         On our way out I stopped at the hospital shop and picked out this jigsaw, I recognised the picture as Chester straight away, and the age of the picture made it even more appealing. Not to mention the size… 1500 pieces… I realised then why I had chosen such a large table for the kitchen.

         I almost always start a jigsaw by finding the edges and putting together the rectangle frame to work within. This time if turned out to be more than a challenge than others I’ve done. It seems the edge of the jigsaw is bigger than the edge of the picture on the box so I could see what the second row of pieces would be, but not the outside row. I managed most of the edge ok, but without the exact picture I had a couple of bits which looked right, but weren’t, meaning the edges didn’t join up properly and it had gaps. Being a second hand jigsaw, I began to doubt it was as complete as the previous owner has written on the box, however, I moved one or two pieces around, swapped a couple of very similar pieces and everything carried on fine.

         I was reminded of the job I used to do in my supermarket overnight before we moved. My official job title was “visual merchandiser”. You know when you go to the supermarket and something you usually buy has been moved and you have to look for it ? Well, guilty as charged, that was me.

         To be fair, it wasn’t my idea to move things, just my job to do the moves. But during a stint of “Day walking” I compared my job to a jigsaw from a jumble sale or charity shop, sometimes I was given a simple plan of the shelves and only needed to move a couple of items, other times I would be given a huge plan with lots of moves. Often half of the stock I was supposed to have was cancelled or not available, and I had to fit other items in instead. These were the moves which really resembled the charity shop jigsaw, one which had been dropped on the floor with another, and then the wrong pieces put back in the box.
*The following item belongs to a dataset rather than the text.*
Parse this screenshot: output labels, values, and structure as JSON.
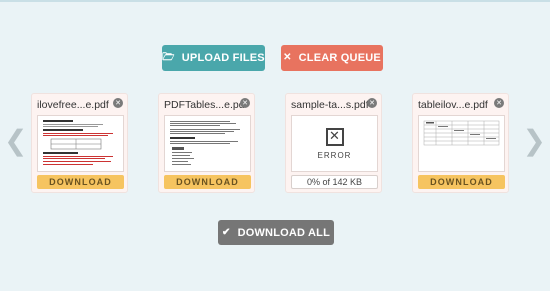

These were the puzzles I enjoyed, and as with most things, if you enjoy doing them you are good at it. (even if I do say so myself) I was good at it.

         After many years of working at my supermarket, moving through many different positions in store, I finally found a part of the job I liked… Then I gave it all up to move into the unknown. I moved from life in the twilight zone working nights at a huge store to working part time days in a little corner shop… I stepped into Semi-retirement by my seaside… The result ? … Now I can quite comfortably spend time putting 1500 pieces of a real jigsaw together on the kitchen table.

         I’m starting to build up a collection of favourite jigsaws. Some I’ve already done more than once, and left myself a message written on the inside of the lid… Ready to start again next time.

          More from before: Remembering “Chester” and visiting in September 2020. 

Christmas morning

          It might be difficult to believe, but these are actual pictures of weymouth on this Christmas 2020 morning.

          The sky was a beautiful blue and there was hardly any wind. The temperature, of course, was low, but the cold was easily wrapped up against so we wandered, over the bridge, down along beside the harbour and out along the prom to the clock and back again.

          The beach was pretty busy considering, the dog walkers would have been out whatever the weather, but on any normal Christmas morning at this time crowds would be drifting away from the Christmas morning “Harbour swim“.

          There was no organised swim this year, it fell into the category of normal events, and 2020 is by no means a normal year so it was just one more thing which got cancelled by covid.

          Hey ho, well get through to 2021 and beyond, and by this time next year I’m sure we’ll all look back and wonder how we did it. I don’t usually stay up to see the new year in, but this year I’m quite tempted to stay awake, just to see the old year out.

          More from before: Semi-retirement by the seaside in “Weymouth